So, what can you do when you can’t afford to make your monthly payments? Here are a few recommendations that can serve as a lifeboat during tough times.

 

Communication is key

The minute you recognize you can no longer make those payments, it is crucial that you communicate that to your lender. The longer you wait to address the issue, the less options you may have. So, communicate!

Come to the conversation prepared. Have details on why you can’t make your payments and if it is a long- or short-term concern. It is also essential to include details about your income, debt history.

Foreclosing on a home is not necessarily the “best” option for your lender. Opening up these lines of communication with them (early) will give you the opportunity to find a solution that best addresses your current situation.

 

Refinancing

While refinancing can appear great, in theory, it is important to acknowledge the other fees associated with refinancing. Let’s say you have 10-15 years left before paying off your mortgage. Refinancing could provide the opportunity to extend the life of your loan, resulting in lower payments.

This is different for each situation, for each person or family. In order to determine whether or not refinancing is the best option for you, talk to your mortgage lender. They can provide more details on your unique situation.

Ditch the house

Easier said than done. And there are two different options you have here- short sale and a deed in lieu of foreclosure.

A short sale is when the bank allows the homeowner to sell the home for less than they owe on the mortgage. This option is sometimes considered less than desirable to lenders, because they are essentially receiving LESS money back than they originally lent. But, it is an option that is less damaging to your credit score (than, say, foreclosure).

Deed in Lieu of Foreclosure gives a homeowner the opportunity to sign the deed of the house over to the bank, rather than the bank foreclosing on the home. So, here, you turn the home over to your lender so they can, in turn, sell the home.

Before deciding that either of these are the next course of action for you, we recommending talking to a housing counselor and a tax professional. They can provide more insight into the implications of taking this step.

 

Bankruptcy

This is definitely not the easiest thing to do. It will destroy your credit, making it hard to borrow money for multiple years.

It is still possible to declare bankruptcy and keep your home. In a Chapter 13 bankruptcy, borrowers are still able to keep their home, but they must have a stable plan for repaying most of their debt.

While not your first line of defence, declaring bankruptcy is definitely still an option.

 

Time to rent
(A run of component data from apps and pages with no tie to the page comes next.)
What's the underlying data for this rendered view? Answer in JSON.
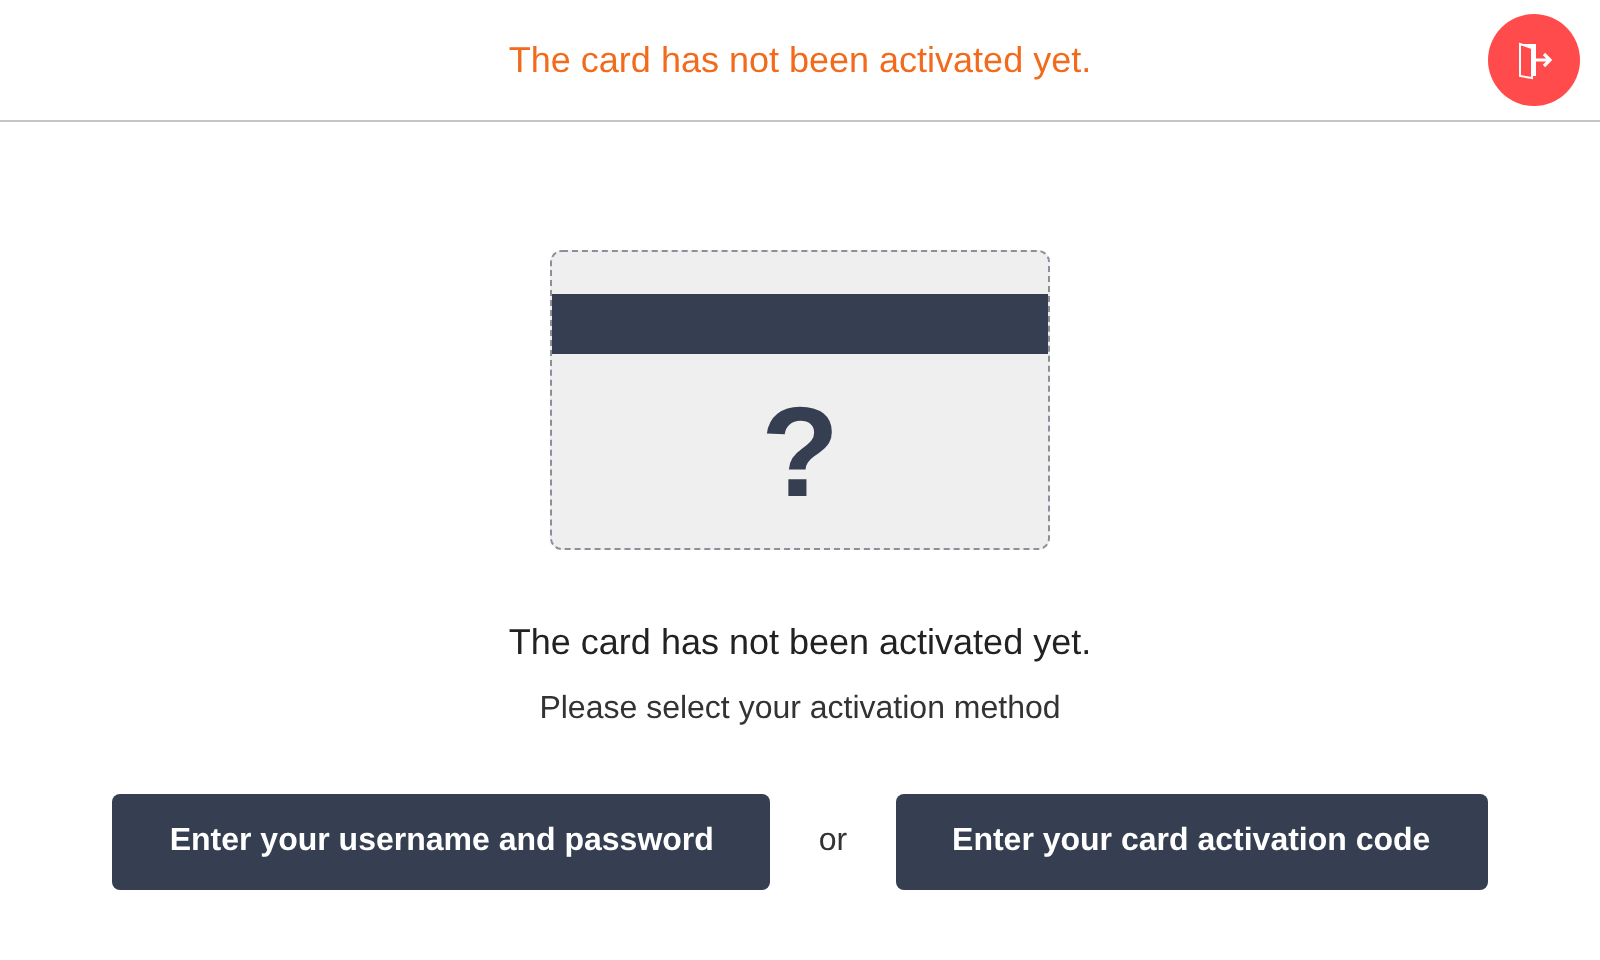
{
  "header": {
    "title": "The card has not been activated yet."
  },
  "card": {
    "symbol": "?"
  },
  "message": {
    "heading": "The card has not been activated yet.",
    "subtitle": "Please select your activation method"
  },
  "actions": {
    "buttons": [
      "Enter your username and password",
      "Enter your card activation code"
    ],
    "separator": "or"
  }
}
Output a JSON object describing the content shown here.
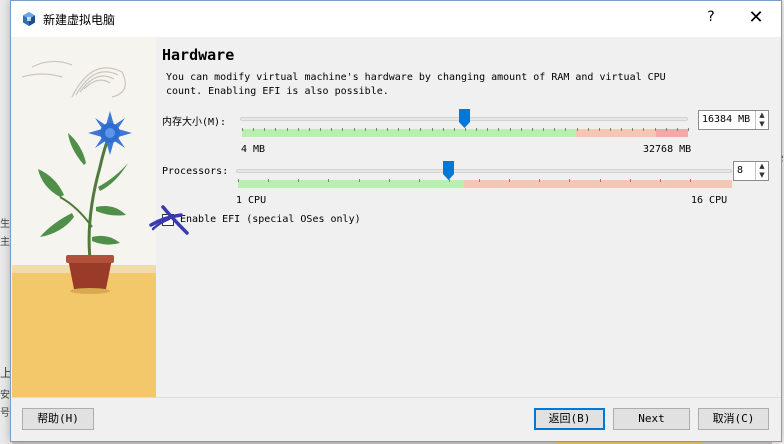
{
  "window": {
    "title": "新建虚拟电脑",
    "help_button": "?",
    "close_button": "✕"
  },
  "background": {
    "right_fragments": [
      "e",
      "x",
      "I",
      "I"
    ],
    "left_fragments": [
      "生",
      "主移",
      "上",
      "安",
      "号"
    ]
  },
  "page": {
    "heading": "Hardware",
    "description": "You can modify virtual machine's hardware by changing amount of RAM and virtual CPU count. Enabling EFI is also possible."
  },
  "memory": {
    "label": "内存大小(M):",
    "min_label": "4 MB",
    "max_label": "32768 MB",
    "value": "16384 MB",
    "value_mb": 16384,
    "min_mb": 4,
    "max_mb": 32768
  },
  "processors": {
    "label": "Processors:",
    "min_label": "1 CPU",
    "max_label": "16 CPU",
    "value": "8",
    "value_count": 8,
    "min_count": 1,
    "max_count": 16
  },
  "efi": {
    "label": "Enable EFI (special OSes only)",
    "checked": false
  },
  "footer": {
    "help": "帮助(H)",
    "back": "返回(B)",
    "next": "Next",
    "cancel": "取消(C)"
  },
  "colors": {
    "slider_green": "#b9f0b1",
    "slider_orange": "#f4c7b5",
    "slider_red": "#f2a9a9",
    "thumb_blue": "#0078d7",
    "accent": "#0078d7",
    "pen_mark": "#3a3ab0"
  }
}
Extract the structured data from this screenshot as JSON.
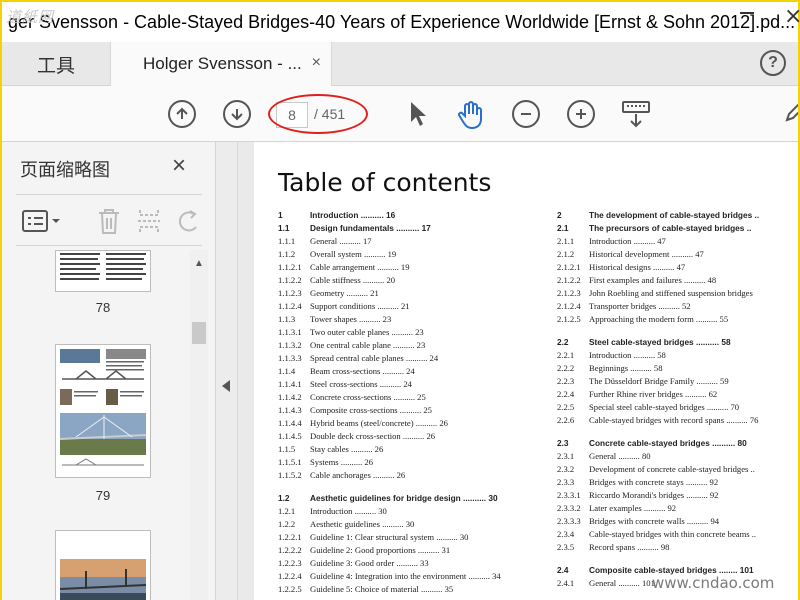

If you do not want to give up your home, but you can no longer afford your monthly payments, one option is renting out the house. Depending on the area you live in and the demand for rental properties, this may be a viable option for you. However, it is crucial to remember that becoming a landlord is not a “simple” endeavor. But if you are able to secure a renter and a secondary location for you to live while you are renting, this may be a way to save you from foreclosure.

So, whether you are on the verge of foreclosure or you have just stumbled upon financial hardship, we recommend you talk to your lender. The sooner you can open those lines of discussion, the more options you will have at your fingertips. And each situation is unique, so while these are some of our general recommendations, your lender will have information and details specific to your situation.

Total Home Lending

 

Natasha Mason

So, what happens when I can’t make my mortgage payments?2020-09-28T15:14:21+00:00
Go to Top